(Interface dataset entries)

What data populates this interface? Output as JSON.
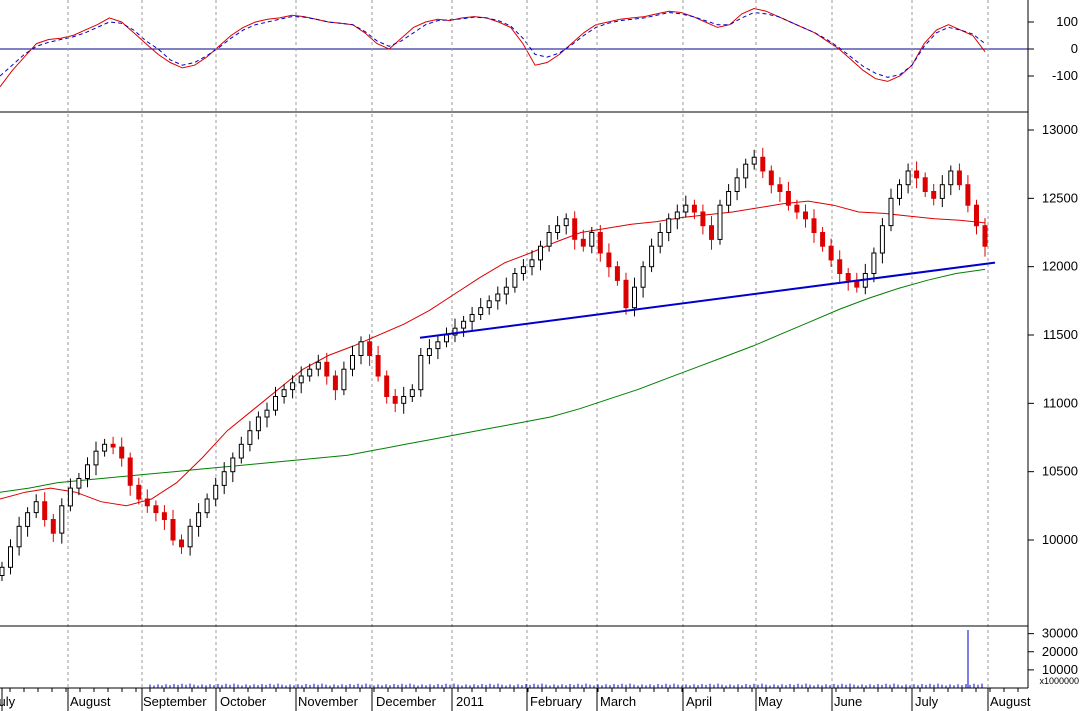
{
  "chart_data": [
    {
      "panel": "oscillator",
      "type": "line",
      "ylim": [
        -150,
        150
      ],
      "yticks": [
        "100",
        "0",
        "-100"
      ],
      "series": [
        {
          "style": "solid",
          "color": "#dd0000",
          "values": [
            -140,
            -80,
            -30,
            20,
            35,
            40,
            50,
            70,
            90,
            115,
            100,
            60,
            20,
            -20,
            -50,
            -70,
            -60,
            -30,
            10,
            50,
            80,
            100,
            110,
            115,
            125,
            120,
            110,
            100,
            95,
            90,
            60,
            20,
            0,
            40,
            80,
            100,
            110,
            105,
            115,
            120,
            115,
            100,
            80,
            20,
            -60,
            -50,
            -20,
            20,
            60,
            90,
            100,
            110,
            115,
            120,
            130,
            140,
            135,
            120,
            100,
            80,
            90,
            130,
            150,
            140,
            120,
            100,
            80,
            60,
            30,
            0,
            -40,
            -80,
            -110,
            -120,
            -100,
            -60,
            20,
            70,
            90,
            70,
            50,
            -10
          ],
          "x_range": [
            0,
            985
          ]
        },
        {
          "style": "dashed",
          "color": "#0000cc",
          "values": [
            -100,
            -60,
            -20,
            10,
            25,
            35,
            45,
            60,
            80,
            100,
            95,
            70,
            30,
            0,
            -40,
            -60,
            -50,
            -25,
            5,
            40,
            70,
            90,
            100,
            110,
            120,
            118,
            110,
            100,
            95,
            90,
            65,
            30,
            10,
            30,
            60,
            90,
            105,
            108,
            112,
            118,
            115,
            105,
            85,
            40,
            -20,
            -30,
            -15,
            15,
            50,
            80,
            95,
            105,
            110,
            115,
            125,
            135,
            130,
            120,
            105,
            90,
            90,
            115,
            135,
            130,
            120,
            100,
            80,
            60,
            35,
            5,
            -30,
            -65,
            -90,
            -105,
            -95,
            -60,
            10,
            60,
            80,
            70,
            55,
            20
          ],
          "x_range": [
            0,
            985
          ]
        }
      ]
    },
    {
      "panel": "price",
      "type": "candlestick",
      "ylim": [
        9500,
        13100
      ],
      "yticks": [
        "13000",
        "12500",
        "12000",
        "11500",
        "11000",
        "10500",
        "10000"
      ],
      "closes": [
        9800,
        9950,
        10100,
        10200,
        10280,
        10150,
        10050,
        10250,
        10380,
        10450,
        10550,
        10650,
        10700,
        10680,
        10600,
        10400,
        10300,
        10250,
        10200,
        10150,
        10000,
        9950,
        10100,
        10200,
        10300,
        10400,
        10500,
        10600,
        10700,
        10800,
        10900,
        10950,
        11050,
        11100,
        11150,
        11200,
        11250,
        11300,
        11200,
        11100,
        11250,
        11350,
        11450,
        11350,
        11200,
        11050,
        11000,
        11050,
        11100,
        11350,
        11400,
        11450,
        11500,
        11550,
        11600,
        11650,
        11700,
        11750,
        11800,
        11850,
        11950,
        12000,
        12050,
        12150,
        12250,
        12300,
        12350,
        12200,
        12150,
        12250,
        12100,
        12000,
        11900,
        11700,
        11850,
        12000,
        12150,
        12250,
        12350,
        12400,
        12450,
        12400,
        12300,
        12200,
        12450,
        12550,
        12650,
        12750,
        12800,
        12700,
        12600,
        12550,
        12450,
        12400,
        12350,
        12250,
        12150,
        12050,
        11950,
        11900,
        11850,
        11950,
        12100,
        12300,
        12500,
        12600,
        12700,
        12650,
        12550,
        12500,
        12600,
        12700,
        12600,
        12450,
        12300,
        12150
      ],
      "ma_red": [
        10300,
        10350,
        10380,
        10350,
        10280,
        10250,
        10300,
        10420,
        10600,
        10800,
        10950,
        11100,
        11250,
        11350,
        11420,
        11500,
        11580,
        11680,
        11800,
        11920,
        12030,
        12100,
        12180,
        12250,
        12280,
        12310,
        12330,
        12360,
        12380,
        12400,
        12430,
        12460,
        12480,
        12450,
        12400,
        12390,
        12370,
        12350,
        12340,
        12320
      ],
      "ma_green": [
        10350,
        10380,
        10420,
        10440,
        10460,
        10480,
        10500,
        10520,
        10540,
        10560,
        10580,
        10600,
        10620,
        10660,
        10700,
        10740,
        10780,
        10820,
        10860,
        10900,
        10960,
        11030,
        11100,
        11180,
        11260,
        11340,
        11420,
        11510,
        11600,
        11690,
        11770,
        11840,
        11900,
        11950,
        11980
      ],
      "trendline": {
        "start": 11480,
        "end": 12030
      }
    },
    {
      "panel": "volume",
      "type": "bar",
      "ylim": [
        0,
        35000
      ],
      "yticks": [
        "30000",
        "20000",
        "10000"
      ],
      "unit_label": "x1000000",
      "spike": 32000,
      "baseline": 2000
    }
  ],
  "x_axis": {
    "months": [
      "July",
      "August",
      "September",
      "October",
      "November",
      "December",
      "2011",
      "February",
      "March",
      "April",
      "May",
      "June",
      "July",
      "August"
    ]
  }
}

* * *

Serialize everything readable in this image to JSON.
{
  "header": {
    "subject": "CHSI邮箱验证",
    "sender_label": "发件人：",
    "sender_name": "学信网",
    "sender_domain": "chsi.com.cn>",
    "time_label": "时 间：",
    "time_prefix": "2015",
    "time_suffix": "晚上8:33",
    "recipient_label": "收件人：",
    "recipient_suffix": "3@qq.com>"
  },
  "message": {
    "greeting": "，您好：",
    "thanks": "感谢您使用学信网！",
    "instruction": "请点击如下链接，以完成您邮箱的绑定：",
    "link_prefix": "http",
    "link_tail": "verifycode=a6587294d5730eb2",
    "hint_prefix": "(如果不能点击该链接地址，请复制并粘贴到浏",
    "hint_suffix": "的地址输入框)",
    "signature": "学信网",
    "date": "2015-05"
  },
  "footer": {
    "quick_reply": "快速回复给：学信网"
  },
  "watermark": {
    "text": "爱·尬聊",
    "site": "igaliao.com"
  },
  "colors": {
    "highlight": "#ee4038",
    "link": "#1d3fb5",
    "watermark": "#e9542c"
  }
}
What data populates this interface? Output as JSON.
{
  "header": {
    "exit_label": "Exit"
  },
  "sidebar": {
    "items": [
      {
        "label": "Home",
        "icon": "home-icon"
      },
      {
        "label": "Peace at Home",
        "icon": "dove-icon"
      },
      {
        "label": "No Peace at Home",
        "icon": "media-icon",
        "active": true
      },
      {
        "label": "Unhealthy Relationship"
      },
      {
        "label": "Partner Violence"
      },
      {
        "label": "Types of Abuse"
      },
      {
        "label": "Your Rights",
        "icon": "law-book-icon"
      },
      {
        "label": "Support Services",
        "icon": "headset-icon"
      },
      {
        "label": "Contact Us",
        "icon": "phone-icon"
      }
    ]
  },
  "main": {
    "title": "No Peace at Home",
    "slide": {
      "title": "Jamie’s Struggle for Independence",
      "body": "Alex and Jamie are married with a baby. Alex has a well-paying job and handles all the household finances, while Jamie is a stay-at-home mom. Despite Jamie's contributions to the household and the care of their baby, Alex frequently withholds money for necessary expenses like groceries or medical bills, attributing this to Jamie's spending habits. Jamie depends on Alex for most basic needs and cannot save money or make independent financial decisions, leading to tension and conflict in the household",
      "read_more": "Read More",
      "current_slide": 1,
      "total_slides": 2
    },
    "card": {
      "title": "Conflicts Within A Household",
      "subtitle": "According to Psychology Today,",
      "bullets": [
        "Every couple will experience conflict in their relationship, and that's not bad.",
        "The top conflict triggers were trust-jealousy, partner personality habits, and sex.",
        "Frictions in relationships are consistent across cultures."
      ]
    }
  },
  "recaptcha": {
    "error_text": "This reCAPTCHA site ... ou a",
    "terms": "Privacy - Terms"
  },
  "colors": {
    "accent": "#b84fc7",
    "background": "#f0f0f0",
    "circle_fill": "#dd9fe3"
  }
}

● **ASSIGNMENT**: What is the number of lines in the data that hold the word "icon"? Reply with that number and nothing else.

● **ANSWER AREA**: 6